• _Task to complete_
If a line in the data below holds the word "number", copy it.

──────── Provided records

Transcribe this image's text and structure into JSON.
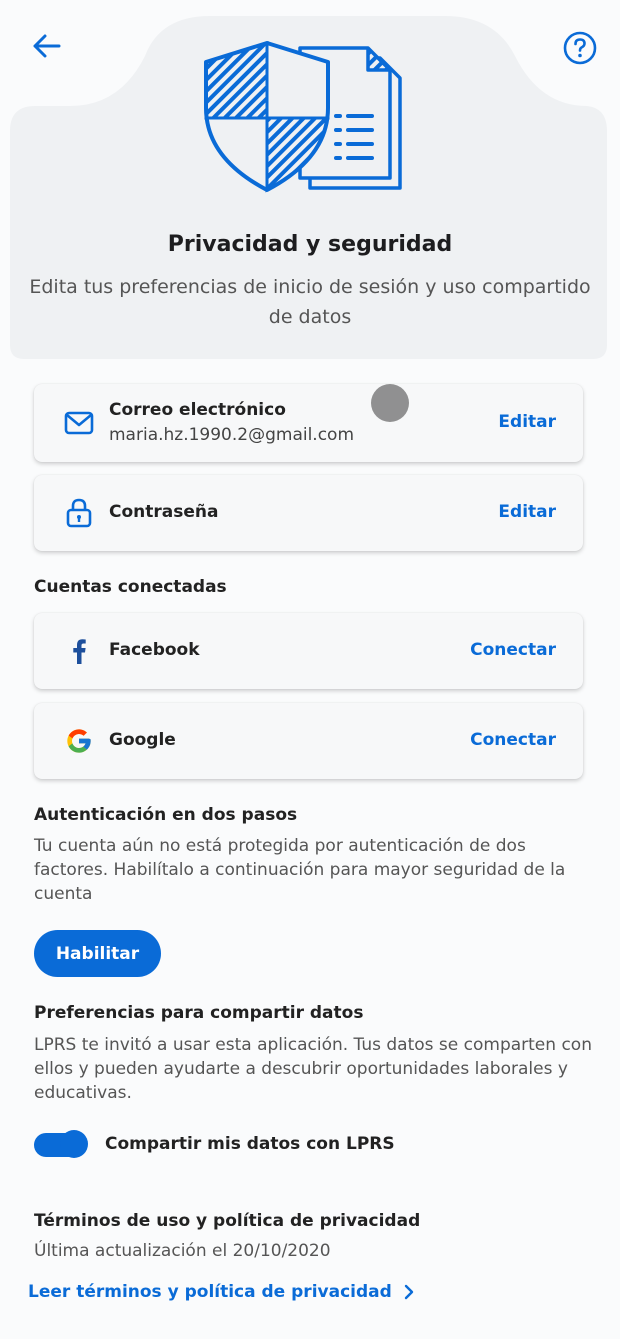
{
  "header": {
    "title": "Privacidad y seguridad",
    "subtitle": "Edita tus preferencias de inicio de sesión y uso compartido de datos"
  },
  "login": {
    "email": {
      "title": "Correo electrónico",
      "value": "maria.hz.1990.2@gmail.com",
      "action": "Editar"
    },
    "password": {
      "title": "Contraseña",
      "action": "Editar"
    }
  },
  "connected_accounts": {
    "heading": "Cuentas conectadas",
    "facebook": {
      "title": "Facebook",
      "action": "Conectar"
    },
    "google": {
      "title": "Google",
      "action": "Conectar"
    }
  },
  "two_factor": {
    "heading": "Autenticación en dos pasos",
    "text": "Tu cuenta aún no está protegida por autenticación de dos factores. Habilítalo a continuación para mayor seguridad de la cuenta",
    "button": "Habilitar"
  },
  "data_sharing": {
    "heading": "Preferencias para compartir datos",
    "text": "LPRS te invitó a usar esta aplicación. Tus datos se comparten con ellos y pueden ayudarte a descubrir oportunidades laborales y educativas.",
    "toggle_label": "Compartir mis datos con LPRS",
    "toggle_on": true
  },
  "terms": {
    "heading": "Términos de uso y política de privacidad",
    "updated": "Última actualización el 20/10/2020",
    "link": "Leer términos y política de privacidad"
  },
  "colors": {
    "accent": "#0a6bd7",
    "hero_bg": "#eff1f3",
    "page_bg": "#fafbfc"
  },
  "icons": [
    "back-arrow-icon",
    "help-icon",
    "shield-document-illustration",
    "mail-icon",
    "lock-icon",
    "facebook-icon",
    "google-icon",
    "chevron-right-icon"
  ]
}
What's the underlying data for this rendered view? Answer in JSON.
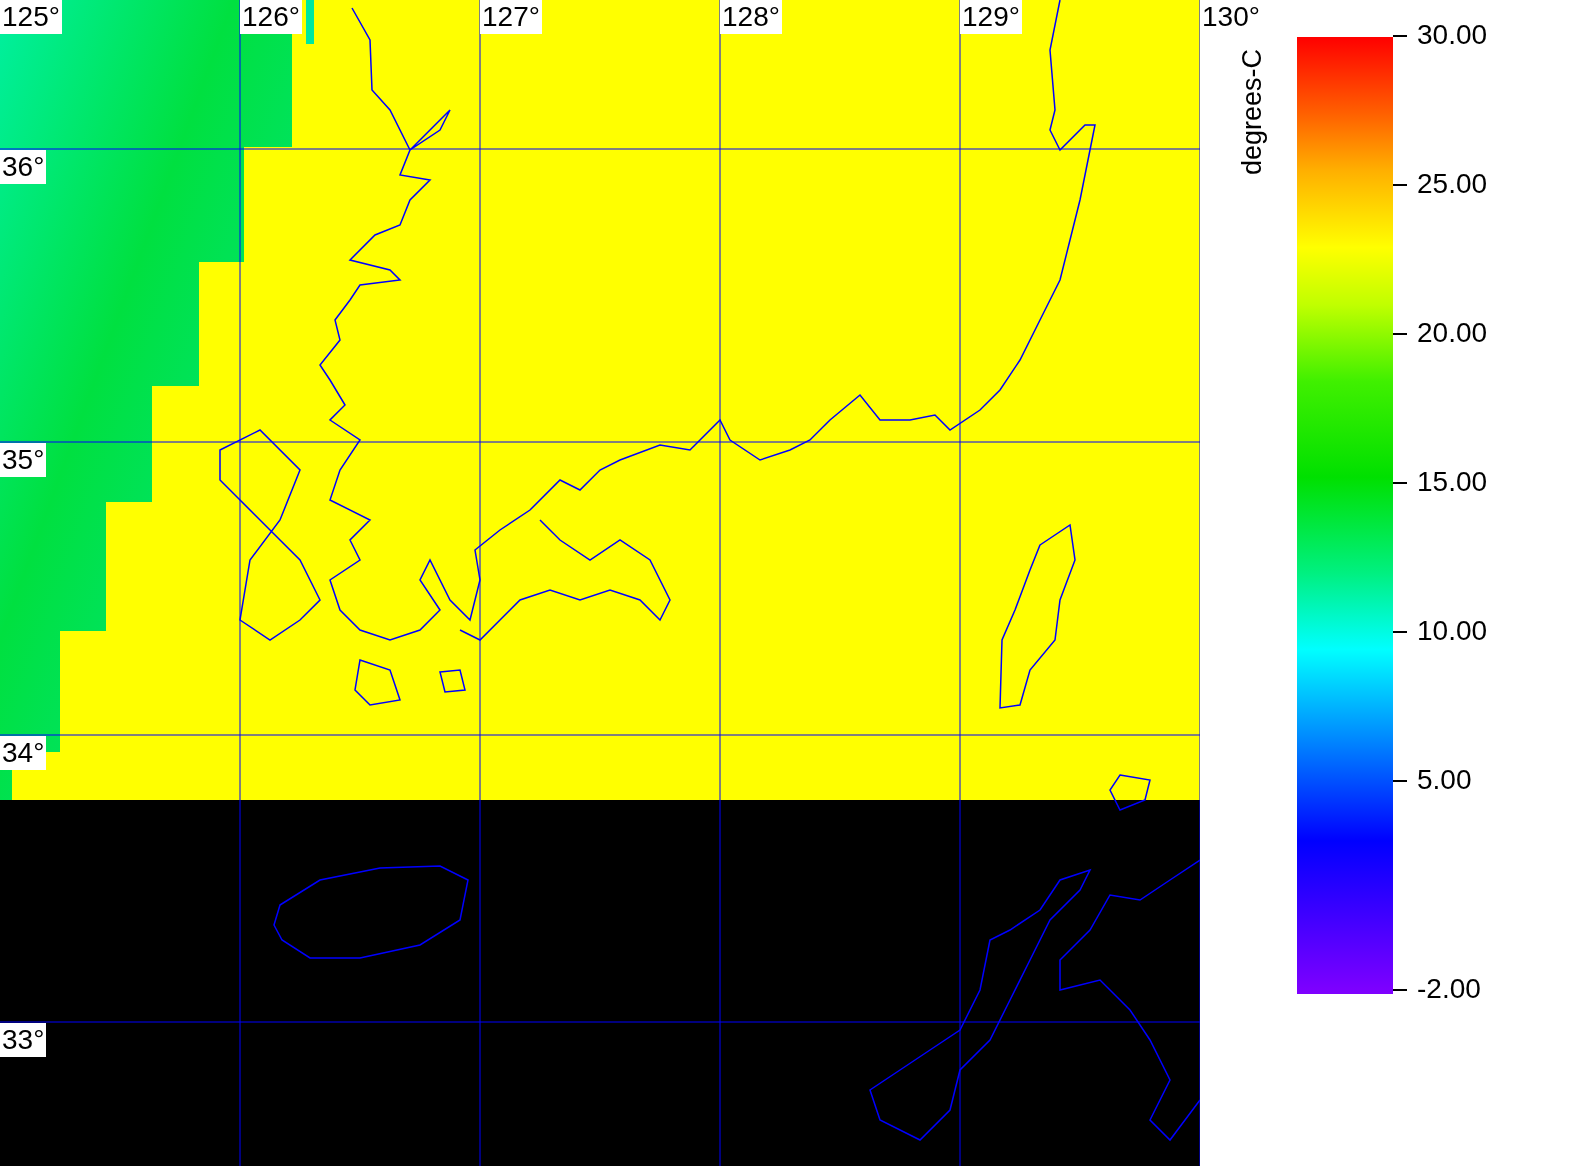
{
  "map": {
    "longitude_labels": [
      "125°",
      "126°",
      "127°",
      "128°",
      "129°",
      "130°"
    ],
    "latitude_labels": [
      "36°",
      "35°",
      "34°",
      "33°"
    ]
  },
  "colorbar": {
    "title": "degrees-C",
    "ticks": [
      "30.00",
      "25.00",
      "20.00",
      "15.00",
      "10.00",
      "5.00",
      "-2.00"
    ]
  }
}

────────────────
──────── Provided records

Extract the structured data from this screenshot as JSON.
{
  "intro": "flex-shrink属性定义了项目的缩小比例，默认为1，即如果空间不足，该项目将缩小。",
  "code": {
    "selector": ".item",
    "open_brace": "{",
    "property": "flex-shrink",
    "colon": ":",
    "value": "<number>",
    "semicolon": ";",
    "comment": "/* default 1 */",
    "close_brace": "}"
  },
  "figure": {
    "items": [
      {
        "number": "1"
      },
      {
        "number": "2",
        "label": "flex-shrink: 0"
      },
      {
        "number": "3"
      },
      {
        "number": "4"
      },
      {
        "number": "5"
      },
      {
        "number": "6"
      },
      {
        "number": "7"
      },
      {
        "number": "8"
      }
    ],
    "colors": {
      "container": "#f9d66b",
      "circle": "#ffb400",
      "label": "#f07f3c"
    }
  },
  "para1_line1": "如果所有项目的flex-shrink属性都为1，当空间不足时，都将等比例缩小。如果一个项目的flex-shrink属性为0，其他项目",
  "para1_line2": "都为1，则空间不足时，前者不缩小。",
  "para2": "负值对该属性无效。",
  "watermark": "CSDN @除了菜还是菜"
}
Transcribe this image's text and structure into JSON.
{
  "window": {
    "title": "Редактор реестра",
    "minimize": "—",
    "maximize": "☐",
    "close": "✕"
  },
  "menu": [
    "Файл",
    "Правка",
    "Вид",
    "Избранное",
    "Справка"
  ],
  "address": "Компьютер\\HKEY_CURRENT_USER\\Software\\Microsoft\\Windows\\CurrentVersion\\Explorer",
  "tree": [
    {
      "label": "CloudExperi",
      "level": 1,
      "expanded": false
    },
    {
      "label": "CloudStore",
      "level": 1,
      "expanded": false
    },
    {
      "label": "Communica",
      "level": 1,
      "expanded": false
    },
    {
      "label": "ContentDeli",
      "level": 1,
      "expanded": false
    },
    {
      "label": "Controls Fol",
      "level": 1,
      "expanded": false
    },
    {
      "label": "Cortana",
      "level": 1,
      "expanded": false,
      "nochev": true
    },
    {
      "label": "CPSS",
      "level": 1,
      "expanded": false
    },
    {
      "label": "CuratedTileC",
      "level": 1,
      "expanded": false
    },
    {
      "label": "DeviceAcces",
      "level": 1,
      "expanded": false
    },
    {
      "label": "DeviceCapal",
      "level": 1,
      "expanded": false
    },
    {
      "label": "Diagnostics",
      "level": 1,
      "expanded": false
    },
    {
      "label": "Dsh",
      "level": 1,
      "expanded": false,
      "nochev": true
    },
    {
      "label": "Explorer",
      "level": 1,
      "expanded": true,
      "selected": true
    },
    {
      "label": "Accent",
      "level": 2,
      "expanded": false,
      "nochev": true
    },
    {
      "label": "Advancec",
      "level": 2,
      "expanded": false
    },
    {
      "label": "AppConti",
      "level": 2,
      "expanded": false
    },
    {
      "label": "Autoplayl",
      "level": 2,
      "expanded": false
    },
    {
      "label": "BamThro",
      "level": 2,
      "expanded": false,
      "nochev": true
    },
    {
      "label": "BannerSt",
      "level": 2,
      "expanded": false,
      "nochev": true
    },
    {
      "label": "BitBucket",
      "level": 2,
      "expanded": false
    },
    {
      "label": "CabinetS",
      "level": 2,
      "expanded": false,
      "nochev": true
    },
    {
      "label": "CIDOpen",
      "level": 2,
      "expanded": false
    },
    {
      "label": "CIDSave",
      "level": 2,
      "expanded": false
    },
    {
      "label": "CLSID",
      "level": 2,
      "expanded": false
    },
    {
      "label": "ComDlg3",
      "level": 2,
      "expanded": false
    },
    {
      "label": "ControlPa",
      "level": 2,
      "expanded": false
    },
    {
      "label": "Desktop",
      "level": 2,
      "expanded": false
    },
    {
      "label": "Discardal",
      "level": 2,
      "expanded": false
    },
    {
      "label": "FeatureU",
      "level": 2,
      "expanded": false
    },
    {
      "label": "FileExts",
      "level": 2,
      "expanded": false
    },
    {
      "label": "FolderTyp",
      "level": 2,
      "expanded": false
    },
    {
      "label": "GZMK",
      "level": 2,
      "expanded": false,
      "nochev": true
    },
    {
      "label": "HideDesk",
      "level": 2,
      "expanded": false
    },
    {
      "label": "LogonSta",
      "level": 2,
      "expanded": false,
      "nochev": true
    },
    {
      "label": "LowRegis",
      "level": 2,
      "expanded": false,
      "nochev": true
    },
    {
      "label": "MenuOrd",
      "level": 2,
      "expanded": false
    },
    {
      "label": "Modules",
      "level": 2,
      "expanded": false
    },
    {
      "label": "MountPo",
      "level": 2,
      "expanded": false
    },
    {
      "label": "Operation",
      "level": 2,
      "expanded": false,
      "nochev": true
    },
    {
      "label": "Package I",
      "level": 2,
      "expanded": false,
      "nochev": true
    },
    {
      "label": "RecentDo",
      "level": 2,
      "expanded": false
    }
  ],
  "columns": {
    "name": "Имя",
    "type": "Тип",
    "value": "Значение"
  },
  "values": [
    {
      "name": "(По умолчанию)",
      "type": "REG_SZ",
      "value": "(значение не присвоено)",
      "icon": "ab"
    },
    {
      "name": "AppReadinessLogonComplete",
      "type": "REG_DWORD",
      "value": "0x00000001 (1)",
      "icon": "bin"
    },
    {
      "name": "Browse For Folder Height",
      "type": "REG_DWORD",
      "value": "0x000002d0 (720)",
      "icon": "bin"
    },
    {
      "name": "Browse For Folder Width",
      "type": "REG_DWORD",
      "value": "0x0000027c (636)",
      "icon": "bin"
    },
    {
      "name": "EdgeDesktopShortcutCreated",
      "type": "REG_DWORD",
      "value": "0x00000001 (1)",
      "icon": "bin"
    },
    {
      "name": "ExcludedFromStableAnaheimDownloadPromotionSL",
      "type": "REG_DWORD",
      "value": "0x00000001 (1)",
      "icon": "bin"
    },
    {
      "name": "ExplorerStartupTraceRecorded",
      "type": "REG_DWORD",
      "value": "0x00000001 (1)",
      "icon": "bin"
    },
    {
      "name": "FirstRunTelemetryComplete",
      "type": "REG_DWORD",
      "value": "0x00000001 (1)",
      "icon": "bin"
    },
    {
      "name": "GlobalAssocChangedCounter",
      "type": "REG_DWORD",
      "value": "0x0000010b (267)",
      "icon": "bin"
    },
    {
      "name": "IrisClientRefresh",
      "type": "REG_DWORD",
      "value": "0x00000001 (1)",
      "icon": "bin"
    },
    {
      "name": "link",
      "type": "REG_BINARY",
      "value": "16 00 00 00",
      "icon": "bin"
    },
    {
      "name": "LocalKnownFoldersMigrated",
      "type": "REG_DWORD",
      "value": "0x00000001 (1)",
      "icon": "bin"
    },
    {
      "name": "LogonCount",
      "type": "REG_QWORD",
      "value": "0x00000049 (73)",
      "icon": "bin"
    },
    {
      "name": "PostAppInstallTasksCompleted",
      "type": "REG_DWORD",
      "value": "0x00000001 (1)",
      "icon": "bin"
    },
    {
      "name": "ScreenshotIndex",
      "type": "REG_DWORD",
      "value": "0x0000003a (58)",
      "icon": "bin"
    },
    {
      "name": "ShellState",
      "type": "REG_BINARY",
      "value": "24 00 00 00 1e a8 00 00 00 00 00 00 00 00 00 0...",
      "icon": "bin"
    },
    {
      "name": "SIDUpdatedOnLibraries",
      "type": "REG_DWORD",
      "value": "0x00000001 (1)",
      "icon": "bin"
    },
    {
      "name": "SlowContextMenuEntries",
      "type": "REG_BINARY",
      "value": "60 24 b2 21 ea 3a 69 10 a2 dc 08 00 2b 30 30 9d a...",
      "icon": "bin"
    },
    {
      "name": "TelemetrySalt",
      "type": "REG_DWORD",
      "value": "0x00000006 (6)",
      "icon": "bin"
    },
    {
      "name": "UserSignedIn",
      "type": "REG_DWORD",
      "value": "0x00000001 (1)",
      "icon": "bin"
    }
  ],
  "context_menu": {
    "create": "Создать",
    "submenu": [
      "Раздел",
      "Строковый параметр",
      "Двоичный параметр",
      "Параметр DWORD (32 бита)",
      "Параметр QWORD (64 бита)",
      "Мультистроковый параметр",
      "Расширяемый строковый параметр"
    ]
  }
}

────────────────

• _Exercise answer_
    "value": "<number>",
        "number": "1"
        "number": "2",
        "number": "3"
        "number": "4"
        "number": "5"
        "number": "6"
        "number": "7"
        "number": "8"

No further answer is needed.